Top of Source data

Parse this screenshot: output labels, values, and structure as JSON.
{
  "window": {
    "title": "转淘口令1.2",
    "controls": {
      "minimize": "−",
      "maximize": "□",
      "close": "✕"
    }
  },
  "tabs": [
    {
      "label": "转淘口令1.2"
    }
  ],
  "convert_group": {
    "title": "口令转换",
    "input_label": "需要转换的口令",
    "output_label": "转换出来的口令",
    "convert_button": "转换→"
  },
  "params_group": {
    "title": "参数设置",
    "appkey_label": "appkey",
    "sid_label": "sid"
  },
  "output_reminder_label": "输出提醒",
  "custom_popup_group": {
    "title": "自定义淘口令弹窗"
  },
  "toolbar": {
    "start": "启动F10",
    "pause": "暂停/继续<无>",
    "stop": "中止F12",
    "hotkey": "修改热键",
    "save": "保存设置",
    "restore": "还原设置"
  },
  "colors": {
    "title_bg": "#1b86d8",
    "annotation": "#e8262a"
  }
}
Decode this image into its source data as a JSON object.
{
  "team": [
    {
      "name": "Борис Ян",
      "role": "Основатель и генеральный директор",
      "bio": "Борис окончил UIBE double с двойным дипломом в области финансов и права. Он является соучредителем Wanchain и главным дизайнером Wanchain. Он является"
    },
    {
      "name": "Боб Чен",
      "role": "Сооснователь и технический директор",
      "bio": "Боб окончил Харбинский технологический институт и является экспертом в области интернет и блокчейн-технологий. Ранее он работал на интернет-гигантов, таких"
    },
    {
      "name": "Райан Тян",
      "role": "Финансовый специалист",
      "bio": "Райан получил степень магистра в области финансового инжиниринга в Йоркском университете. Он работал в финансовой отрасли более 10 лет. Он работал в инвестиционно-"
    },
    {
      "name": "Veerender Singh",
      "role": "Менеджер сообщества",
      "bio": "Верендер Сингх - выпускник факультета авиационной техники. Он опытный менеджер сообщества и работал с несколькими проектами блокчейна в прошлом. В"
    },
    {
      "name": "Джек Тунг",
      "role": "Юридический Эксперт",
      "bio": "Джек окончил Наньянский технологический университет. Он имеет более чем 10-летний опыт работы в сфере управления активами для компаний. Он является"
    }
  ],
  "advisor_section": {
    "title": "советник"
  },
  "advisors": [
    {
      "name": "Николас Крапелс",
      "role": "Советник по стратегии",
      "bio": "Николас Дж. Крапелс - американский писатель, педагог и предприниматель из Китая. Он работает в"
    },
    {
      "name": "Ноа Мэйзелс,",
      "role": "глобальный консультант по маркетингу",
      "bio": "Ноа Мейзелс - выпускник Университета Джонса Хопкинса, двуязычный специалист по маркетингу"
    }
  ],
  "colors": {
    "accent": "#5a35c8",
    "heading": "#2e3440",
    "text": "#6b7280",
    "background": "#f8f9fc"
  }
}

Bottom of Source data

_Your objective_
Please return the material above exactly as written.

_Answer box_
Parse this screenshot: output labels, values, and structure as JSON.
{
  "window": {
    "title": "转淘口令1.2",
    "controls": {
      "minimize": "−",
      "maximize": "□",
      "close": "✕"
    }
  },
  "tabs": [
    {
      "label": "转淘口令1.2"
    }
  ],
  "convert_group": {
    "title": "口令转换",
    "input_label": "需要转换的口令",
    "output_label": "转换出来的口令",
    "convert_button": "转换→"
  },
  "params_group": {
    "title": "参数设置",
    "appkey_label": "appkey",
    "sid_label": "sid"
  },
  "output_reminder_label": "输出提醒",
  "custom_popup_group": {
    "title": "自定义淘口令弹窗"
  },
  "toolbar": {
    "start": "启动F10",
    "pause": "暂停/继续<无>",
    "stop": "中止F12",
    "hotkey": "修改热键",
    "save": "保存设置",
    "restore": "还原设置"
  },
  "colors": {
    "title_bg": "#1b86d8",
    "annotation": "#e8262a"
  }
}
Decode this image into its source data as a JSON object.
{
  "team": [
    {
      "name": "Борис Ян",
      "role": "Основатель и генеральный директор",
      "bio": "Борис окончил UIBE double с двойным дипломом в области финансов и права. Он является соучредителем Wanchain и главным дизайнером Wanchain. Он является"
    },
    {
      "name": "Боб Чен",
      "role": "Сооснователь и технический директор",
      "bio": "Боб окончил Харбинский технологический институт и является экспертом в области интернет и блокчейн-технологий. Ранее он работал на интернет-гигантов, таких"
    },
    {
      "name": "Райан Тян",
      "role": "Финансовый специалист",
      "bio": "Райан получил степень магистра в области финансового инжиниринга в Йоркском университете. Он работал в финансовой отрасли более 10 лет. Он работал в инвестиционно-"
    },
    {
      "name": "Veerender Singh",
      "role": "Менеджер сообщества",
      "bio": "Верендер Сингх - выпускник факультета авиационной техники. Он опытный менеджер сообщества и работал с несколькими проектами блокчейна в прошлом. В"
    },
    {
      "name": "Джек Тунг",
      "role": "Юридический Эксперт",
      "bio": "Джек окончил Наньянский технологический университет. Он имеет более чем 10-летний опыт работы в сфере управления активами для компаний. Он является"
    }
  ],
  "advisor_section": {
    "title": "советник"
  },
  "advisors": [
    {
      "name": "Николас Крапелс",
      "role": "Советник по стратегии",
      "bio": "Николас Дж. Крапелс - американский писатель, педагог и предприниматель из Китая. Он работает в"
    },
    {
      "name": "Ноа Мэйзелс,",
      "role": "глобальный консультант по маркетингу",
      "bio": "Ноа Мейзелс - выпускник Университета Джонса Хопкинса, двуязычный специалист по маркетингу"
    }
  ],
  "colors": {
    "accent": "#5a35c8",
    "heading": "#2e3440",
    "text": "#6b7280",
    "background": "#f8f9fc"
  }
}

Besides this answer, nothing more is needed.